Web page and app entries:
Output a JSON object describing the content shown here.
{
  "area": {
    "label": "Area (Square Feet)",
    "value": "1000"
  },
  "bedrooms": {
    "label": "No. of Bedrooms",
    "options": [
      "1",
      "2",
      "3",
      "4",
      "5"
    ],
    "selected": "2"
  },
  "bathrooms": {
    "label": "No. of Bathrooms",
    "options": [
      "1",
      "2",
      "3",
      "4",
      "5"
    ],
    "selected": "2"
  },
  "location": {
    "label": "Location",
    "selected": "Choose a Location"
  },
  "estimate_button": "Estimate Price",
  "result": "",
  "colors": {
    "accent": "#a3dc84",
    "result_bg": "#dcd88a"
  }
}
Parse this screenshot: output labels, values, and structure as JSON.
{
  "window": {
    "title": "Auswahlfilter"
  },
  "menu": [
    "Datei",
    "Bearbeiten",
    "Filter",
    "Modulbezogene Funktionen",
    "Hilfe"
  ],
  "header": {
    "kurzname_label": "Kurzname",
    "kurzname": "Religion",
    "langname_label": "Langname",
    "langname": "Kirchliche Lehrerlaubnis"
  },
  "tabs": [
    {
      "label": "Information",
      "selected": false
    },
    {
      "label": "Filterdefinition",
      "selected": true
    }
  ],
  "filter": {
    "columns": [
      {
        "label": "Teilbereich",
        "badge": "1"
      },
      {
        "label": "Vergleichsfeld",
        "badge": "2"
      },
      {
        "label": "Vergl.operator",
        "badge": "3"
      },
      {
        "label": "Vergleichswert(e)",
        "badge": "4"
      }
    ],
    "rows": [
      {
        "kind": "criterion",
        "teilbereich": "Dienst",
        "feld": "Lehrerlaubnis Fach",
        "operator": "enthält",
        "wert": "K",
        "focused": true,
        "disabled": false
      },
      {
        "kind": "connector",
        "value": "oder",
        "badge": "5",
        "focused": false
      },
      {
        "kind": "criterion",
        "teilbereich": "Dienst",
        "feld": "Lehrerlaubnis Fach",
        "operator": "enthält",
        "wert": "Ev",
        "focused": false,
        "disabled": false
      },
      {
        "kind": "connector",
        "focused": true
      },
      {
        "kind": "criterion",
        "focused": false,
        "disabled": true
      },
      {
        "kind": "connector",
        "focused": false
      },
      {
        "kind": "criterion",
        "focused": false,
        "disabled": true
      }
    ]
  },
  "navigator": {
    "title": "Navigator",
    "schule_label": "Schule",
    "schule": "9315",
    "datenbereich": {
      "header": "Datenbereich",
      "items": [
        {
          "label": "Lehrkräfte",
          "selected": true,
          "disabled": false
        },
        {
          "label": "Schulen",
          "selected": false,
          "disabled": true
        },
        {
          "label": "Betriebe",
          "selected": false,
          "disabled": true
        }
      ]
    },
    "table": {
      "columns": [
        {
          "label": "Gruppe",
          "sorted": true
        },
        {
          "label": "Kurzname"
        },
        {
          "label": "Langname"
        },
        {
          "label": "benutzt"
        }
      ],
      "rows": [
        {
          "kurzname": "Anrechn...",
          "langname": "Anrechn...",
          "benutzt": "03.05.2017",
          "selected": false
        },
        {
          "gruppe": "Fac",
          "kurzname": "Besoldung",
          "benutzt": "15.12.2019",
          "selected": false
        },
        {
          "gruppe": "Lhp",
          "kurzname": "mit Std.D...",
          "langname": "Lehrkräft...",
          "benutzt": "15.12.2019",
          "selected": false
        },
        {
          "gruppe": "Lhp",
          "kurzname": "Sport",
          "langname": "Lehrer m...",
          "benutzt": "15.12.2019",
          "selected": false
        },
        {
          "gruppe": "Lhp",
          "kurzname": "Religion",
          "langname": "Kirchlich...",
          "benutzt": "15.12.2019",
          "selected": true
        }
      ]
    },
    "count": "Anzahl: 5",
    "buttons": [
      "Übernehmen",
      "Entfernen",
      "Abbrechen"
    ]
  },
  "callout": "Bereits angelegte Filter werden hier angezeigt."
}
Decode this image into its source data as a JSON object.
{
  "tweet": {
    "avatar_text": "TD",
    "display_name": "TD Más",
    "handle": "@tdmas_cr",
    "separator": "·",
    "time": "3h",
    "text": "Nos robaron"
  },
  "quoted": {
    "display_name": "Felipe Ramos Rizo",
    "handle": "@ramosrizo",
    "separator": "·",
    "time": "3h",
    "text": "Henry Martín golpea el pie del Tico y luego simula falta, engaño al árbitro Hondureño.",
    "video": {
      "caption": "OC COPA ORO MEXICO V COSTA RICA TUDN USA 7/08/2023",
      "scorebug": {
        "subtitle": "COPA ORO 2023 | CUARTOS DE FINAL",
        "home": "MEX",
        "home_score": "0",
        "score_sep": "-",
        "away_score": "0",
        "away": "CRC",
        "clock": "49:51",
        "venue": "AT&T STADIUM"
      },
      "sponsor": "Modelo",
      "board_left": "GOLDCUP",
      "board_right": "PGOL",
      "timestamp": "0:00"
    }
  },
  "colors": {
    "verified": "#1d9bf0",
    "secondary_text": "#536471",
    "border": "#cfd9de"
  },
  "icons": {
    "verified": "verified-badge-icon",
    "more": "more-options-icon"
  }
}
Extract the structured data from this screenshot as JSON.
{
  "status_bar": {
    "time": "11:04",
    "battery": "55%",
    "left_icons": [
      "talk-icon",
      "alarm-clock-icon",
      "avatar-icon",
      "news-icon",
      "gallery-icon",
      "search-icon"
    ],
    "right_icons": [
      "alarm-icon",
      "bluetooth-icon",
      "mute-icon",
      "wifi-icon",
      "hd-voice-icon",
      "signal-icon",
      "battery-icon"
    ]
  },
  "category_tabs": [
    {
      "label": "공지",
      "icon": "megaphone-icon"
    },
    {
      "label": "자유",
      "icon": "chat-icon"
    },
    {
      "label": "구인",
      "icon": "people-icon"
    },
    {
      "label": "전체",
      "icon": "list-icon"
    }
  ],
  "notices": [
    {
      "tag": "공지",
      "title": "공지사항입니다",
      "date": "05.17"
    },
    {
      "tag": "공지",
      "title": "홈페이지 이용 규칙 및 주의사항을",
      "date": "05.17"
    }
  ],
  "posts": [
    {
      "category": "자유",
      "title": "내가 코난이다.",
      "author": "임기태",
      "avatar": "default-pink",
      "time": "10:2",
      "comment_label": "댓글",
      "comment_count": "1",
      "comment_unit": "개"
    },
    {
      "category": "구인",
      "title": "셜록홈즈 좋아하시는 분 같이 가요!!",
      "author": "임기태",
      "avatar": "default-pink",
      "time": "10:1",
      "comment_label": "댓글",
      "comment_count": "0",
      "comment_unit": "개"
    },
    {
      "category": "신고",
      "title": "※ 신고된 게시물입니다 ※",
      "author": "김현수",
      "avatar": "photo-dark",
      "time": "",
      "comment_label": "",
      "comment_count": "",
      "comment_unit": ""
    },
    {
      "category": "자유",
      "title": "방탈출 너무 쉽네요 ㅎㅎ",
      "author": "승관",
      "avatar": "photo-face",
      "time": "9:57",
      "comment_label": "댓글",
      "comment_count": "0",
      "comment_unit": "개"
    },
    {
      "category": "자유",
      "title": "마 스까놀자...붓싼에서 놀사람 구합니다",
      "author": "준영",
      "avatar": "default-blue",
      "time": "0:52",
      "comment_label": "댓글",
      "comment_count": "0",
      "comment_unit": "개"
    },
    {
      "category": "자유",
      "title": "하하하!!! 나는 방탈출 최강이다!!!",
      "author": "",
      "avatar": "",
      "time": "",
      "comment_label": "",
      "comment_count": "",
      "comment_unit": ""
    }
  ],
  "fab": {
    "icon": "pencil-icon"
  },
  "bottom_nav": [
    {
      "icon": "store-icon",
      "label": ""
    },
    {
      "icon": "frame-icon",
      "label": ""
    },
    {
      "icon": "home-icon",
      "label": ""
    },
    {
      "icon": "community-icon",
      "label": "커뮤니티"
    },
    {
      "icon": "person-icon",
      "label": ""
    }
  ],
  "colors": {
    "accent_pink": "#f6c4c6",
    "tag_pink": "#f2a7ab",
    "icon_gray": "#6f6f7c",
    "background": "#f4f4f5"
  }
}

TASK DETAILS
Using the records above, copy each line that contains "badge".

RESPONSE TO THIS TASK
        "badge": "1"
        "badge": "2"
        "badge": "3"
        "badge": "4"
        "badge": "5",
    "verified": "verified-badge-icon",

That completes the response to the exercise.